I'm told by the council that in some cases it might also be considered a lake.

To further complicate the situation, the type of wetland you have might change over time. So if you do a good job and construct a wetland that, in addition to trapping nutrients and sediment, creates habitat for lots of indigenous aquatic plants, the council might one day consider it a natural wetland and impose stricter rules.

This creates an incredibly frustrating and farcical situation for farmers.

I can't believe I'm saying this, but my hope is that more regulation at a national level will save us from this nonsense. Central government is about to weigh in on wetlands in the form of a draft National Policy Statement on Indigenous Biodiversity (NPS). They've obviously got the message that local authorities could use some help.

It's really easy to take a NIMBY approach to these wetland rules, as 85 per cent of us live in towns and don't have wetlands on our property. It really gets my goat that wetlands have disappeared due to historical land use practices that enabled our society to develop — yes, our towns and cities too. Yet the finger of blame is only pointed at farmers.
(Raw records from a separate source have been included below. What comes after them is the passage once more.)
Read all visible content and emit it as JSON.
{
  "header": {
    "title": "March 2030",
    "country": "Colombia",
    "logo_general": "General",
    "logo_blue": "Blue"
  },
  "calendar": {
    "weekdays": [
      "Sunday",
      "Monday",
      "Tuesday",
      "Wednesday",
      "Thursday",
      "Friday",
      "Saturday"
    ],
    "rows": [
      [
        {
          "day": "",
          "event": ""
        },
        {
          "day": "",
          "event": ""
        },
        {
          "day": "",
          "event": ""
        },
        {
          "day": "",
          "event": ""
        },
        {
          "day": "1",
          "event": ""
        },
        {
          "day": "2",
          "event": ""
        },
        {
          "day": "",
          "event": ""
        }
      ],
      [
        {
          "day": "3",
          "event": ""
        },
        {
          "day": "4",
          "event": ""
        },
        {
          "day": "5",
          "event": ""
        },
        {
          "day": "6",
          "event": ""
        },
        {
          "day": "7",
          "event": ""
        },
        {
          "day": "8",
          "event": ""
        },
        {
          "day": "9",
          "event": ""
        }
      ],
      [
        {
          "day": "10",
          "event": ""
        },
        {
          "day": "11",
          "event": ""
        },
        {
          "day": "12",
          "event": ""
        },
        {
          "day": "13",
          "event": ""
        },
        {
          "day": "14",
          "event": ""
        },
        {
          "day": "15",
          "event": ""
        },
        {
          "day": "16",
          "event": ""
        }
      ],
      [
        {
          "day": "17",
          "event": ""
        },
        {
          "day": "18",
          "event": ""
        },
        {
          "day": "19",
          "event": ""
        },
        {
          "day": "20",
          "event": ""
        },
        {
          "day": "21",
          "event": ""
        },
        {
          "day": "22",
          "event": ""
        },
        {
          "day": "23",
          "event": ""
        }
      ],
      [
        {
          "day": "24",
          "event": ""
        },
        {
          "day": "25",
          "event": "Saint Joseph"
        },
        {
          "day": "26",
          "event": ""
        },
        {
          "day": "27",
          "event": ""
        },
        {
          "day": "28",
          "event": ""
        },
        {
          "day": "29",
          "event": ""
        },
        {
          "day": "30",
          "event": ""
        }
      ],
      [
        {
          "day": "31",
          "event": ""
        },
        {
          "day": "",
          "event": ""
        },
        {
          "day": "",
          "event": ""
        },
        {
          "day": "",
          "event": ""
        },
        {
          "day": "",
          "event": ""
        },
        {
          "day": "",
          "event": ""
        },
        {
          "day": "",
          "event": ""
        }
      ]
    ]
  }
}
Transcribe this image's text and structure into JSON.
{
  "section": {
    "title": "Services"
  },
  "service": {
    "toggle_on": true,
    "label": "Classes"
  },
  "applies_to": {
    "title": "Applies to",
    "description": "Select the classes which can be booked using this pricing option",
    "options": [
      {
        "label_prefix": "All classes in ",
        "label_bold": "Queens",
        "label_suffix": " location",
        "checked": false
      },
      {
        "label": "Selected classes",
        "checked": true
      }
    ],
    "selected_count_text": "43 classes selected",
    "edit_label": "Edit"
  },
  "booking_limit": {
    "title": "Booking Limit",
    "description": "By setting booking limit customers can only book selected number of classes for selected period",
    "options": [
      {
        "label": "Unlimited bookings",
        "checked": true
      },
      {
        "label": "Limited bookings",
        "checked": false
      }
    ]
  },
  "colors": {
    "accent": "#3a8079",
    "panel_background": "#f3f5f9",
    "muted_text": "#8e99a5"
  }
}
I'd like to see a bit more of a collective ownership of these issues. Oh, and a whole heap more clarity in our regulations would help everyone involved.